Technote KB401350: ActionScript 3.0 code on Frame 1 will not run if the playhead causes a movie clip to be instantiated other than at its keyframe. If the playhead skips the keyframe by using an action like gotoAndStop() or gotoAndPlay(), the movie clip will be instantiated but the Frame 1 actions will be dropped.
Technote KB401348: ActionScript 3.0 classes that are exported to a specific frame other than Frame 1 by Adobe Flash CS3 Professional are only loaded if the playhead passes through the export frame. If ActionScript is used to skip over the frame specified in the Flash export settings, the class files will not be available while the application is running.
The Flash Player 126.96.36.199 release notes are here. (Sorry about the bad link! fixed now.)
Where is the Linux version? This update was a result of the need to fix these few CS3 issues, and the honest answer is that the Linux player doesn’t ship with the products so we chose to keep it on its original update schedule. The Linux update is still being worked on, we’re enabling full-screen and wmode as promised, and it is still on for later this year.
A little belated as I was out on vacation, but the beta version of Flash Player 9 for Solaris is available on Adobe Labs.
The release notes list the top known issues, which include lack of WMODE and full screen support, and there are AV synch issues in the beta version. Please test and provide feedback.

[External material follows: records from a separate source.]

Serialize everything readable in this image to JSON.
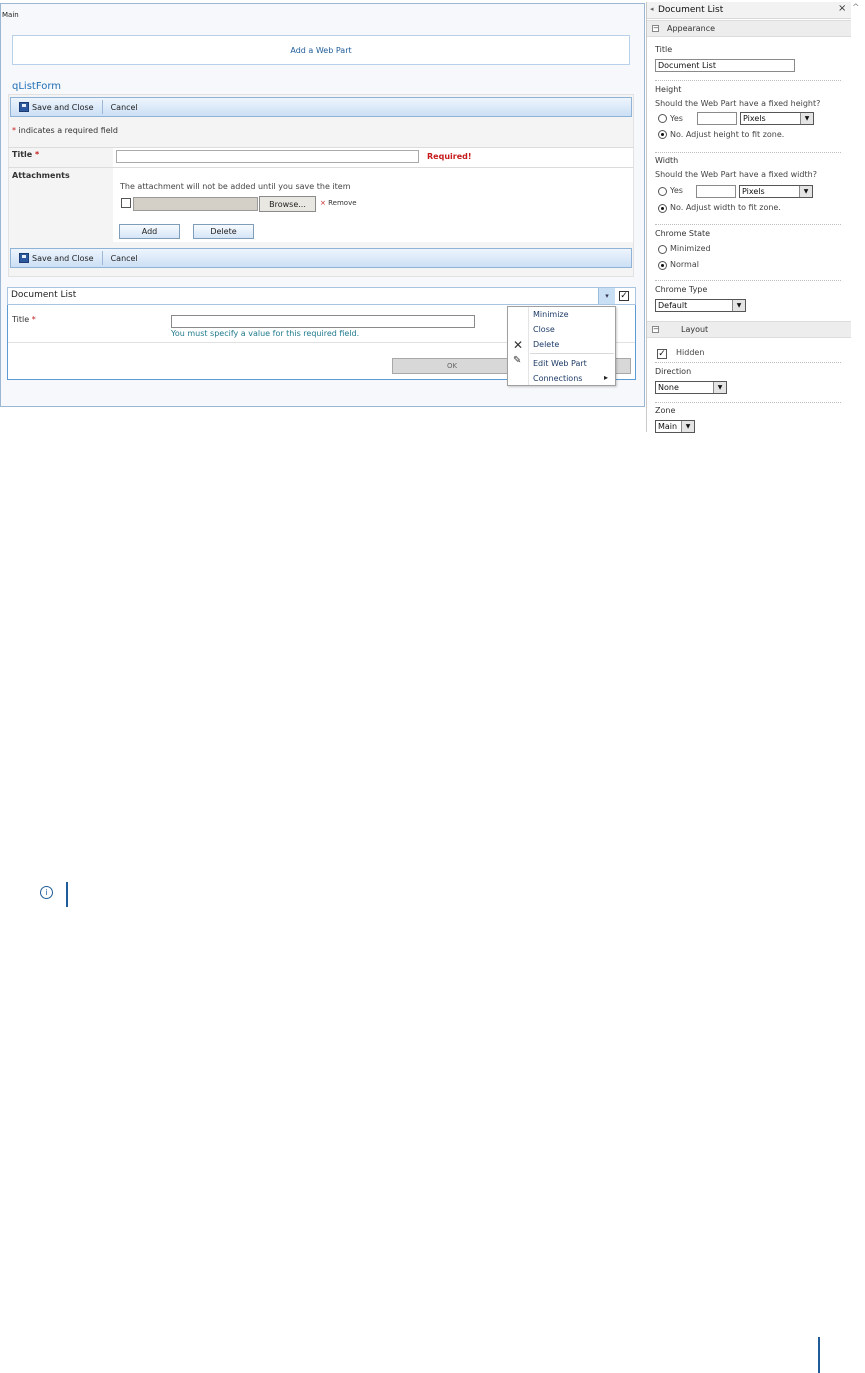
{
  "zone": {
    "label": "Main",
    "add_web_part": "Add a Web Part"
  },
  "qlistform": {
    "title": "qListForm",
    "toolbar": {
      "save_label": "Save and Close",
      "cancel_label": "Cancel"
    },
    "required_note_star": "*",
    "required_note": " indicates a required field",
    "title_label": "Title",
    "required_star": "*",
    "title_error": "Required!",
    "attachments_label": "Attachments",
    "attachment_note": "The attachment will not be added until you save the item",
    "browse_label": "Browse...",
    "remove_star": "×",
    "remove_label": "Remove",
    "add_label": "Add",
    "delete_label": "Delete"
  },
  "doclist": {
    "title": "Document List",
    "field_label": "Title",
    "field_star": "*",
    "validation": "You must specify a value for this required field.",
    "ok_label": "OK",
    "menu_arrow": "▾",
    "checked_glyph": "✓"
  },
  "context_menu": {
    "items": [
      "Minimize",
      "Close",
      "Delete",
      "Edit Web Part",
      "Connections"
    ],
    "submenu_arrow": "▸"
  },
  "tool_pane": {
    "title": "Document List",
    "close_glyph": "×",
    "back_glyph": "◂",
    "appearance": {
      "section": "Appearance",
      "title_label": "Title",
      "title_value": "Document List",
      "height_label": "Height",
      "height_question": "Should the Web Part have a fixed height?",
      "height_yes": "Yes",
      "height_units": "Pixels",
      "height_no": "No. Adjust height to fit zone.",
      "width_label": "Width",
      "width_question": "Should the Web Part have a fixed width?",
      "width_yes": "Yes",
      "width_units": "Pixels",
      "width_no": "No. Adjust width to fit zone.",
      "chrome_state_label": "Chrome State",
      "chrome_state_minimized": "Minimized",
      "chrome_state_normal": "Normal",
      "chrome_type_label": "Chrome Type",
      "chrome_type_value": "Default"
    },
    "layout": {
      "section": "Layout",
      "hidden_label": "Hidden",
      "direction_label": "Direction",
      "direction_value": "None",
      "zone_label": "Zone",
      "zone_value": "Main"
    }
  },
  "decor": {
    "info_glyph": "i",
    "scroll_up": "^",
    "collapse_glyph": "−",
    "select_arrow": "▼"
  }
}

We published a new article today that is recommended reading for anyone that is hosting, or is considering hosting, a cross-domain policy file on their site. Cross-domain policy files are a Flash Player security control that site owners can use to enable data loading between domains, which has allowed developers to make some cool and interesting mashups and apps. But you do need understand the security implications of using a cross-domain policy file, and be mindful of the security concerns and potential risks as you determine the right architecture for your site and applications.